Section Editor: Rupa Chanda, ESCAP Subregional Office for South and South-West Asia, India
Deputy Section Editor: Ashley Schram, Australian National University, Australia
The increasingly interconnected and interdependent global economy and the dynamic nature of trade across borders have important implications for health everywhere. Economic policies for the past four decades have largely embodied neoliberal agendas that are subject to increasing empirical, ethical, and theoretical scrutiny, with widely accepted concerns over their impact on inequality, poverty, and environmental damage. Economic integration and trade and investment liberalization are defining features of contemporary globalization, first creating, and now revamping, global supply chains, creating both health opportunities and risks. How trade and investment treaties impact health outcomes within and between countries continues to be politically and empirically debated. A related outcome of global market integration is the increased size and power of transnational corporations, where a few often dominate in different economic sectors, from food and drinks products, to banking and finance, to extractive industries, to health technologies including pharmaceuticals. Of particular concern is the rise in noncommunicable diseases (NCDs), ‘vectors’ (social/societal determinants) for which include such globalization-related pathways as trade (and trade treaties), foreign investment (and investment treaties), and economic growth and urbanization associated with global economic integration.
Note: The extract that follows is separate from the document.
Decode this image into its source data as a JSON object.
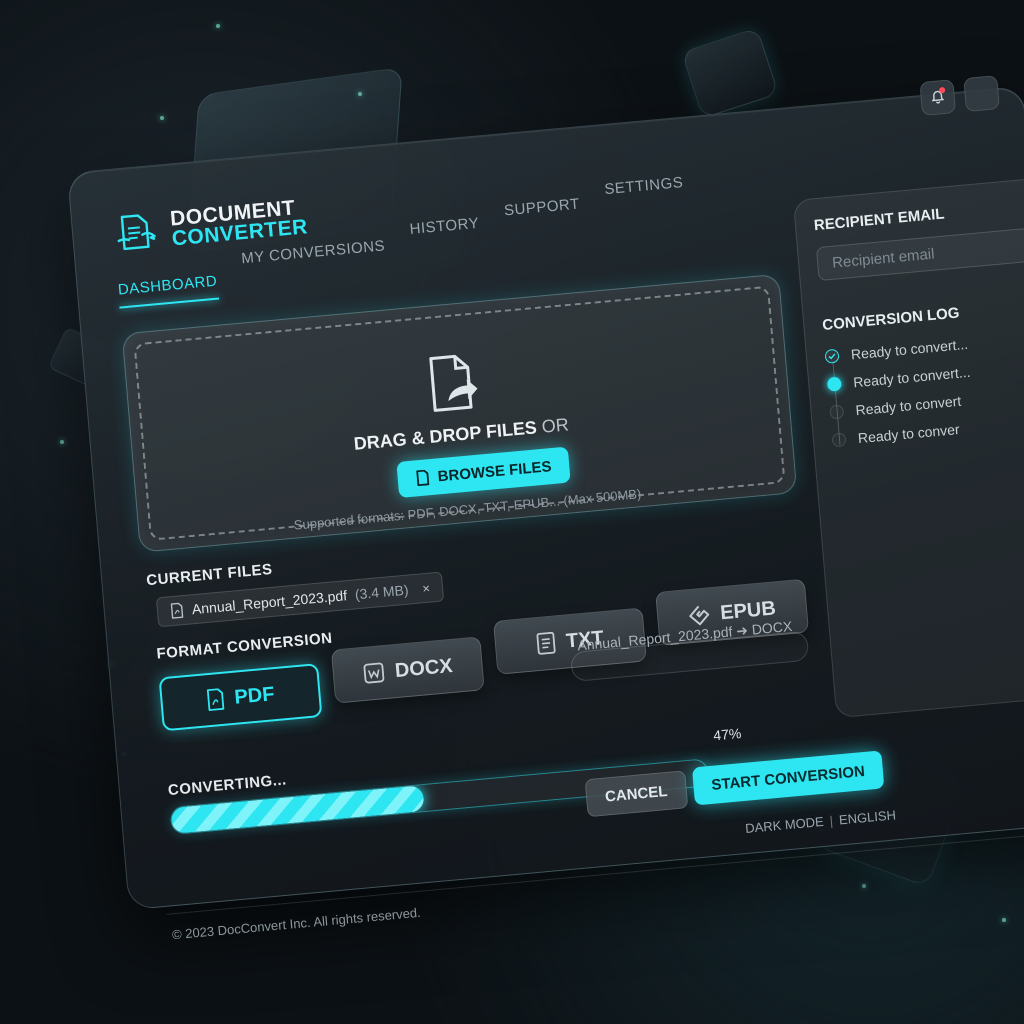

These ‘commercial (or corporate) determinants of health’ describe the policies and practices of private actors engaged in the production and marketing of unhealthy commodities (tobacco, alcohol, ultra-processed foods and beverages), or in extractive industries that create health damaging environmental impacts.
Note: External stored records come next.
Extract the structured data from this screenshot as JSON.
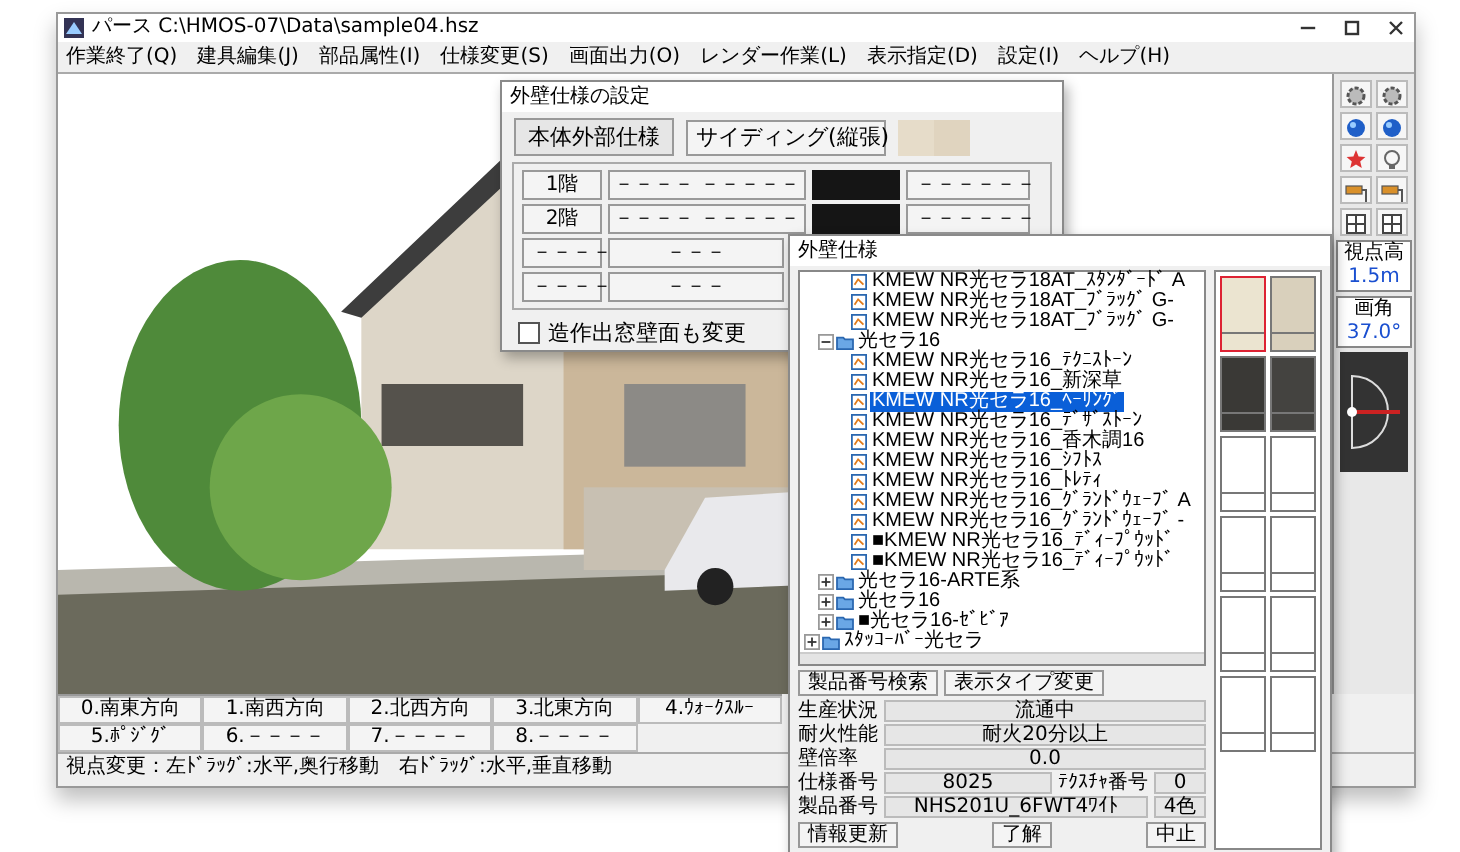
{
  "window": {
    "title": "パース C:\\HMOS-07\\Data\\sample04.hsz"
  },
  "menu": [
    "作業終了(Q)",
    "建具編集(J)",
    "部品属性(I)",
    "仕様変更(S)",
    "画面出力(O)",
    "レンダー作業(L)",
    "表示指定(D)",
    "設定(I)",
    "ヘルプ(H)"
  ],
  "side_panel": {
    "eye_height_label": "視点高",
    "eye_height": "1.5m",
    "angle_label": "画角",
    "angle": "37.0°"
  },
  "view_buttons": [
    "0.南東方向",
    "1.南西方向",
    "2.北西方向",
    "3.北東方向",
    "4.ｳｫｰｸｽﾙｰ",
    "5.ﾎﾟｼﾞｸﾞ",
    "6.－－－－",
    "7.－－－－",
    "8.－－－－"
  ],
  "status_bar": "視点変更：左ﾄﾞﾗｯｸﾞ:水平,奥行移動　右ﾄﾞﾗｯｸﾞ:水平,垂直移動",
  "wall_dialog": {
    "title": "外壁仕様の設定",
    "main_label": "本体外部仕様",
    "main_value": "サイディング(縦張)",
    "main_colors": [
      {
        "color": "#e6dcc9"
      },
      {
        "color": "#e0d4bf"
      }
    ],
    "floors": [
      {
        "label": "1階",
        "spec": "－－－－ －－－－－",
        "color": "#151515",
        "value": "－－－－－－"
      },
      {
        "label": "2階",
        "spec": "－－－－ －－－－－",
        "color": "#151515",
        "value": "－－－－－－"
      },
      {
        "label": "－－－－",
        "spec": "－－－"
      },
      {
        "label": "－－－－",
        "spec": "－－－"
      }
    ],
    "option": {
      "label": "造作出窓壁面も変更",
      "checked": false
    }
  },
  "spec_dialog": {
    "title": "外壁仕様",
    "tree": [
      {
        "kind": "continued",
        "children": [
          {
            "kind": "continued",
            "children": [
              {
                "kind": "item",
                "label": "KMEW NR光セラ18AT_ｽﾀﾝﾀﾞｰﾄﾞ A",
                "selected": false
              },
              {
                "kind": "item",
                "label": "KMEW NR光セラ18AT_ﾌﾞﾗｯｸﾞ G-",
                "selected": false
              },
              {
                "kind": "item",
                "label": "KMEW NR光セラ18AT_ﾌﾞﾗｯｸﾞ G-",
                "selected": false
              }
            ]
          },
          {
            "kind": "folder",
            "label": "光セラ16",
            "expanded": true,
            "children": [
              {
                "kind": "item",
                "label": "KMEW NR光セラ16_ﾃｸﾆｽﾄｰﾝ",
                "selected": false
              },
              {
                "kind": "item",
                "label": "KMEW NR光セラ16_新深草",
                "selected": false
              },
              {
                "kind": "item",
                "label": "KMEW NR光セラ16_ﾍｰﾘﾝｸﾞ",
                "selected": true
              },
              {
                "kind": "item",
                "label": "KMEW NR光セラ16_ﾃﾞｻﾞｽﾄｰﾝ",
                "selected": false
              },
              {
                "kind": "item",
                "label": "KMEW NR光セラ16_香木調16",
                "selected": false
              },
              {
                "kind": "item",
                "label": "KMEW NR光セラ16_ｼﾌﾄｽ",
                "selected": false
              },
              {
                "kind": "item",
                "label": "KMEW NR光セラ16_ﾄﾚﾃｨ",
                "selected": false
              },
              {
                "kind": "item",
                "label": "KMEW NR光セラ16_ｸﾞﾗﾝﾄﾞｳｪｰﾌﾞ A",
                "selected": false
              },
              {
                "kind": "item",
                "label": "KMEW NR光セラ16_ｸﾞﾗﾝﾄﾞｳｪｰﾌﾞ -",
                "selected": false
              },
              {
                "kind": "item",
                "label": "■KMEW NR光セラ16_ﾃﾞｨｰﾌﾟｳｯﾄﾞ",
                "selected": false
              },
              {
                "kind": "item",
                "label": "■KMEW NR光セラ16_ﾃﾞｨｰﾌﾟｳｯﾄﾞ",
                "selected": false
              }
            ]
          },
          {
            "kind": "folder",
            "label": "光セラ16-ARTE系",
            "expanded": false
          },
          {
            "kind": "folder",
            "label": "光セラ16",
            "expanded": false
          },
          {
            "kind": "folder",
            "label": "■光セラ16-ｾﾞﾋﾞｱ",
            "expanded": false
          }
        ]
      },
      {
        "kind": "folder",
        "label": "ｽﾀｯｺｰﾊﾞｰ光セラ",
        "expanded": false
      }
    ],
    "swatches": [
      {
        "kind": "texture",
        "color": "#ebe4d0",
        "selected": true
      },
      {
        "kind": "texture",
        "color": "#d9d0bc",
        "selected": false
      },
      {
        "kind": "texture",
        "color": "#3a3936",
        "selected": false
      },
      {
        "kind": "texture",
        "color": "#444340",
        "selected": false
      },
      {
        "kind": "empty",
        "selected": false
      },
      {
        "kind": "empty",
        "selected": false
      },
      {
        "kind": "empty",
        "selected": false
      },
      {
        "kind": "empty",
        "selected": false
      },
      {
        "kind": "empty",
        "selected": false
      },
      {
        "kind": "empty",
        "selected": false
      },
      {
        "kind": "empty",
        "selected": false
      },
      {
        "kind": "empty",
        "selected": false
      }
    ],
    "buttons": [
      "製品番号検索",
      "表示タイプ変更"
    ],
    "info": [
      {
        "label": "生産状況",
        "value": "流通中"
      },
      {
        "label": "耐火性能",
        "value": "耐火20分以上"
      },
      {
        "label": "壁倍率",
        "value": "0.0"
      },
      {
        "label": "仕様番号",
        "value": "8025",
        "label_2": "ﾃｸｽﾁｬ番号",
        "value_2": "0"
      },
      {
        "label": "製品番号",
        "value": "NHS201U_6FWT4ﾜｲﾄ",
        "value_2": "4色"
      }
    ],
    "footer_buttons": [
      "情報更新",
      "了解",
      "中止"
    ]
  }
}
Papers submitted under this section will explore these economic and trade-related health topics, and provide research, commentary, and discussion needed to inform future health-equity-enhancing macroeconomic policies and trade and investment rules. The papers will also explore the related power and influence on health exerted by the policies and practices of multinational and transnational corporations.